As a result of its affiliation with the large nonprofit organization, Reading Is Fundamental, Skybrary, formerly Reading Rainbow, has the advantage of focusing on children’s literacy.
The idea is simple: an interactive digital library in a humorous framework that allows young readers to study the themes of their choice. Along with the books, there are several video “adventures” and “read-along” narrations to go with it. You can use Skybrary to enrich your children’s reading experience by providing them with books they will enjoy.
This app’s primary goal is to provide children with a steady flow of fresh reading material. More significantly, the app’s variety and the option for young readers to select books about topics they’re interested in fosters a genuine love for reading at an early age, which is just as vital as the basic reading skills.
The subscription costs $5 per month or $40 per year. It’s worth noting that the app is listed in the app stores as “free,” yet there are “in-app purchases.”
FarFaria is a lovely set-up that is also ideal for young readers. There are numerous “lands” on a map where readers can discover new stories and topics to practice their reading abilities.
Instead of full-fledged games or planned courses, readers are given greater control over what they read. Using the “read to me” feature, readers have the option of either reading the books themselves themselves or having them read by a professional narrator.
There are two levels of membership in FarFaria: free and paid. Endless stories are available to paid subscribers, who can access “favorite” stories even if they are offline, and new stories are introduced every week.
A monthly subscription costs around $5 per month, a yearly subscription costs around $50 per year, or a lifetime subscription costs $100. This way, you can nurture a lifelong love of reading regardless of your financial situation.
Asked and Answered Become an Apps Literate
For every family, the road to learning to read begins somewhere, and at-home learning is just as vital as regular classroom instruction for achieving this goal.
Our goal was to include the best-reviewed options in our selections, so we’ve largely stuck with longstanding names like ABCmouse and Hooked on Phonics. This includes sections for certain learners, such as homeschoolers or the very young, who may benefit from a more tailored approach.
Students and their families are more in control of their learning using applications that offer “practice” modules outside of linked lessons or libraries that may be explored at one’s speed.

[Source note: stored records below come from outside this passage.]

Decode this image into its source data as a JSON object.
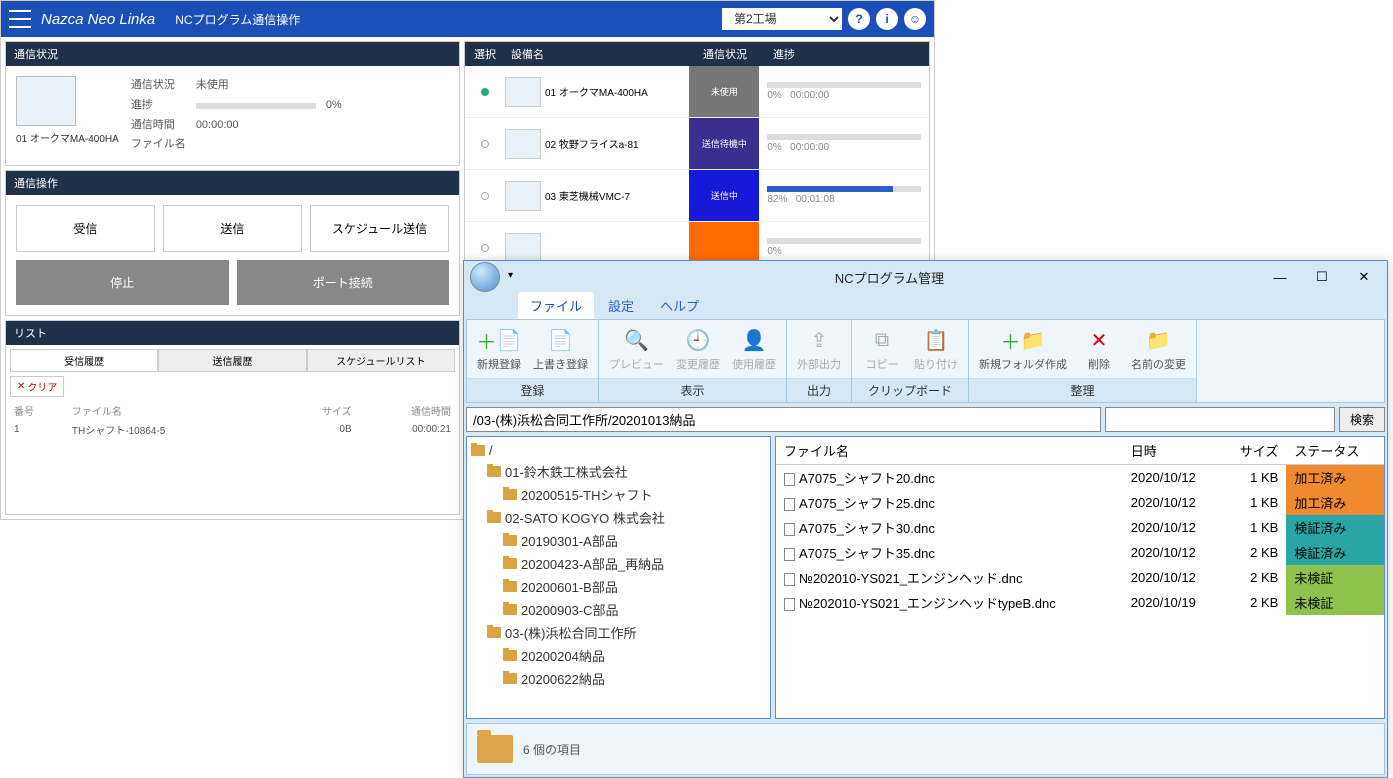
{
  "back": {
    "app_name": "Nazca Neo Linka",
    "page_title": "NCプログラム通信操作",
    "plant_select": "第2工場",
    "status_panel": {
      "title": "通信状況",
      "machine": "01 オークマMA-400HA",
      "rows": {
        "r1k": "通信状況",
        "r1v": "未使用",
        "r2k": "進捗",
        "r2v": "0%",
        "r3k": "通信時間",
        "r3v": "00:00:00",
        "r4k": "ファイル名",
        "r4v": ""
      }
    },
    "ops_panel": {
      "title": "通信操作",
      "btn_recv": "受信",
      "btn_send": "送信",
      "btn_sched": "スケジュール送信",
      "btn_stop": "停止",
      "btn_port": "ポート接続"
    },
    "list_panel": {
      "title": "リスト",
      "tab_recv": "受信履歴",
      "tab_send": "送信履歴",
      "tab_sched": "スケジュールリスト",
      "clear": "クリア",
      "col_no": "番号",
      "col_file": "ファイル名",
      "col_size": "サイズ",
      "col_time": "通信時間",
      "row1": {
        "no": "1",
        "file": "THシャフト-10864-5",
        "size": "0B",
        "time": "00:00:21"
      }
    },
    "right_table": {
      "h_sel": "選択",
      "h_name": "設備名",
      "h_stat": "通信状況",
      "h_prog": "進捗",
      "rows": [
        {
          "name": "01 オークマMA-400HA",
          "status": "未使用",
          "color": "#777",
          "pct": 0,
          "pct_txt": "0%",
          "time": "00:00:00",
          "selected": true
        },
        {
          "name": "02 牧野フライスa-81",
          "status": "送信待機中",
          "color": "#3a2f8f",
          "pct": 0,
          "pct_txt": "0%",
          "time": "00:00:00",
          "selected": false
        },
        {
          "name": "03 東芝機械VMC-7",
          "status": "送信中",
          "color": "#1818d8",
          "pct": 82,
          "pct_txt": "82%",
          "time": "00:01:08",
          "selected": false
        },
        {
          "name": "",
          "status": "",
          "color": "#ff6a00",
          "pct": 0,
          "pct_txt": "0%",
          "time": "",
          "selected": false
        }
      ]
    }
  },
  "front": {
    "title": "NCプログラム管理",
    "menus": {
      "file": "ファイル",
      "settings": "設定",
      "help": "ヘルプ"
    },
    "ribbon": {
      "g_reg": {
        "label": "登録",
        "new": "新規登録",
        "over": "上書き登録"
      },
      "g_view": {
        "label": "表示",
        "preview": "プレビュー",
        "hist": "変更履歴",
        "use": "使用履歴"
      },
      "g_out": {
        "label": "出力",
        "export": "外部出力"
      },
      "g_clip": {
        "label": "クリップボード",
        "copy": "コピー",
        "paste": "貼り付け"
      },
      "g_org": {
        "label": "整理",
        "newf": "新規フォルダ作成",
        "del": "削除",
        "ren": "名前の変更"
      }
    },
    "path": "/03-(株)浜松合同工作所/20201013納品",
    "search_btn": "検索",
    "tree": [
      {
        "ind": 0,
        "label": "/"
      },
      {
        "ind": 1,
        "label": "01-鈴木鉄工株式会社"
      },
      {
        "ind": 2,
        "label": "20200515-THシャフト"
      },
      {
        "ind": 1,
        "label": "02-SATO KOGYO 株式会社"
      },
      {
        "ind": 2,
        "label": "20190301-A部品"
      },
      {
        "ind": 2,
        "label": "20200423-A部品_再納品"
      },
      {
        "ind": 2,
        "label": "20200601-B部品"
      },
      {
        "ind": 2,
        "label": "20200903-C部品"
      },
      {
        "ind": 1,
        "label": "03-(株)浜松合同工作所"
      },
      {
        "ind": 2,
        "label": "20200204納品"
      },
      {
        "ind": 2,
        "label": "20200622納品"
      }
    ],
    "file_cols": {
      "name": "ファイル名",
      "date": "日時",
      "size": "サイズ",
      "status": "ステータス"
    },
    "files": [
      {
        "name": "A7075_シャフト20.dnc",
        "date": "2020/10/12",
        "size": "1 KB",
        "status": "加工済み",
        "color": "#ef8a2e"
      },
      {
        "name": "A7075_シャフト25.dnc",
        "date": "2020/10/12",
        "size": "1 KB",
        "status": "加工済み",
        "color": "#ef8a2e"
      },
      {
        "name": "A7075_シャフト30.dnc",
        "date": "2020/10/12",
        "size": "1 KB",
        "status": "検証済み",
        "color": "#2aa5a5"
      },
      {
        "name": "A7075_シャフト35.dnc",
        "date": "2020/10/12",
        "size": "2 KB",
        "status": "検証済み",
        "color": "#2aa5a5"
      },
      {
        "name": "№202010-YS021_エンジンヘッド.dnc",
        "date": "2020/10/12",
        "size": "2 KB",
        "status": "未検証",
        "color": "#8fc24a"
      },
      {
        "name": "№202010-YS021_エンジンヘッドtypeB.dnc",
        "date": "2020/10/19",
        "size": "2 KB",
        "status": "未検証",
        "color": "#8fc24a"
      }
    ],
    "statusbar": "6 個の項目"
  }
}
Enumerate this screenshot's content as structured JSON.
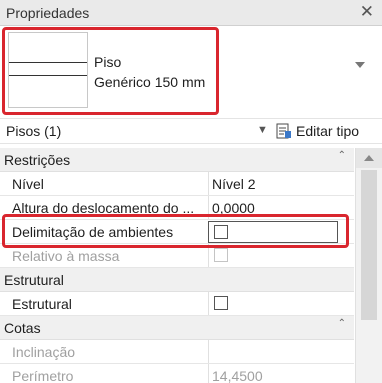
{
  "panel": {
    "title": "Propriedades",
    "close_glyph": "✕"
  },
  "type_selector": {
    "line1": "Piso",
    "line2": "Genérico 150 mm",
    "icon": "dropdown-triangle-icon"
  },
  "instance_selector": {
    "label": "Pisos (1)",
    "edit_type_label": "Editar tipo"
  },
  "groups": {
    "restricoes": {
      "label": "Restrições",
      "rows": [
        {
          "label": "Nível",
          "value": "Nível 2"
        },
        {
          "label": "Altura do deslocamento do ...",
          "value": "0,0000"
        },
        {
          "label": "Delimitação de ambientes",
          "value": ""
        },
        {
          "label": "Relativo à massa",
          "value": ""
        }
      ]
    },
    "estrutural": {
      "label": "Estrutural",
      "rows": [
        {
          "label": "Estrutural",
          "value": ""
        }
      ]
    },
    "cotas": {
      "label": "Cotas",
      "rows": [
        {
          "label": "Inclinação",
          "value": ""
        },
        {
          "label": "Perímetro",
          "value": "14,4500"
        }
      ]
    }
  },
  "colors": {
    "highlight": "#d9262e"
  }
}
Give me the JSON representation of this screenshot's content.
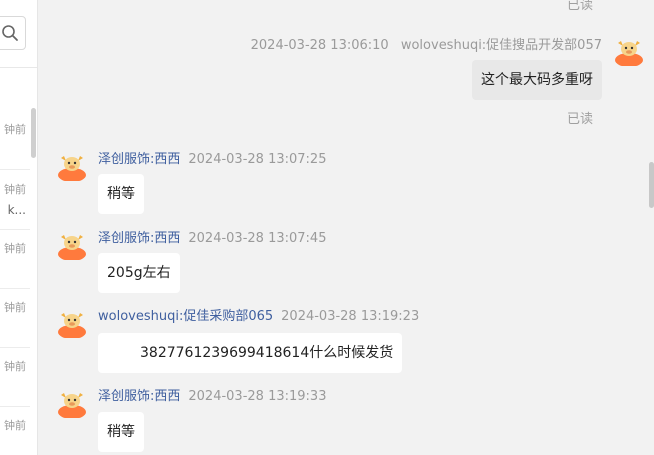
{
  "sidebar": {
    "items": [
      {
        "time": "钟前",
        "preview": ""
      },
      {
        "time": "钟前",
        "preview": "k..."
      },
      {
        "time": "钟前",
        "preview": ""
      },
      {
        "time": "钟前",
        "preview": ""
      },
      {
        "time": "钟前",
        "preview": ""
      },
      {
        "time": "钟前",
        "preview": ""
      }
    ]
  },
  "chat": {
    "top_read_status": "已读",
    "messages": [
      {
        "direction": "out",
        "sender": "woloveshuqi:促佳搜品开发部057",
        "time": "2024-03-28 13:06:10",
        "text": "这个最大码多重呀",
        "status": "已读"
      },
      {
        "direction": "in",
        "sender": "泽创服饰:西西",
        "time": "2024-03-28 13:07:25",
        "text": "稍等"
      },
      {
        "direction": "in",
        "sender": "泽创服饰:西西",
        "time": "2024-03-28 13:07:45",
        "text": "205g左右"
      },
      {
        "direction": "in",
        "sender": "woloveshuqi:促佳采购部065",
        "time": "2024-03-28 13:19:23",
        "text": "3827761239699418614什么时候发货"
      },
      {
        "direction": "in",
        "sender": "泽创服饰:西西",
        "time": "2024-03-28 13:19:33",
        "text": "稍等"
      }
    ]
  },
  "colors": {
    "sender_name": "#3f5f9f",
    "avatar_orange": "#ff7a3d",
    "avatar_face": "#f7d48a"
  }
}
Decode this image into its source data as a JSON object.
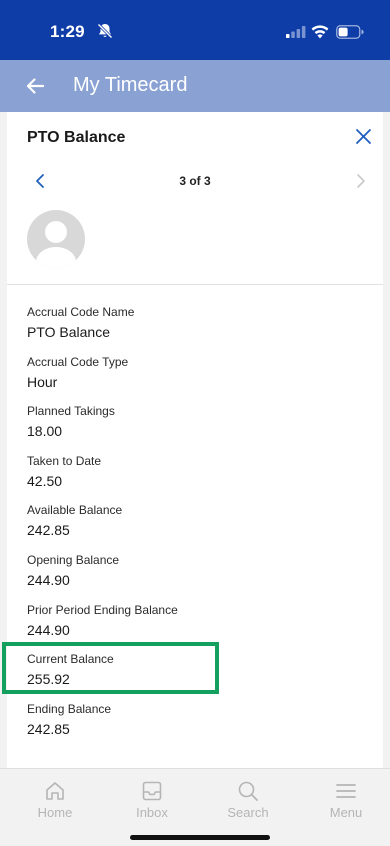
{
  "status_bar": {
    "time": "1:29"
  },
  "header": {
    "title": "My Timecard"
  },
  "panel": {
    "title": "PTO Balance",
    "pager": "3 of 3"
  },
  "fields": [
    {
      "label": "Accrual Code Name",
      "value": "PTO Balance"
    },
    {
      "label": "Accrual Code Type",
      "value": "Hour"
    },
    {
      "label": "Planned Takings",
      "value": "18.00"
    },
    {
      "label": "Taken to Date",
      "value": "42.50"
    },
    {
      "label": "Available Balance",
      "value": "242.85"
    },
    {
      "label": "Opening Balance",
      "value": "244.90"
    },
    {
      "label": "Prior Period Ending Balance",
      "value": "244.90"
    },
    {
      "label": "Current Balance",
      "value": "255.92"
    },
    {
      "label": "Ending Balance",
      "value": "242.85"
    }
  ],
  "tabs": [
    {
      "label": "Home",
      "icon": "home-icon"
    },
    {
      "label": "Inbox",
      "icon": "inbox-icon"
    },
    {
      "label": "Search",
      "icon": "search-icon"
    },
    {
      "label": "Menu",
      "icon": "menu-icon"
    }
  ],
  "colors": {
    "status_bar": "#0e3da8",
    "header": "#8aa1d3",
    "highlight": "#13a05f",
    "accent": "#1f5fbf"
  }
}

While some of these applications are designed exclusively for the youngest kids, many others feature companion apps or alternate modules that allow pupils to continue learning with the same program for several years.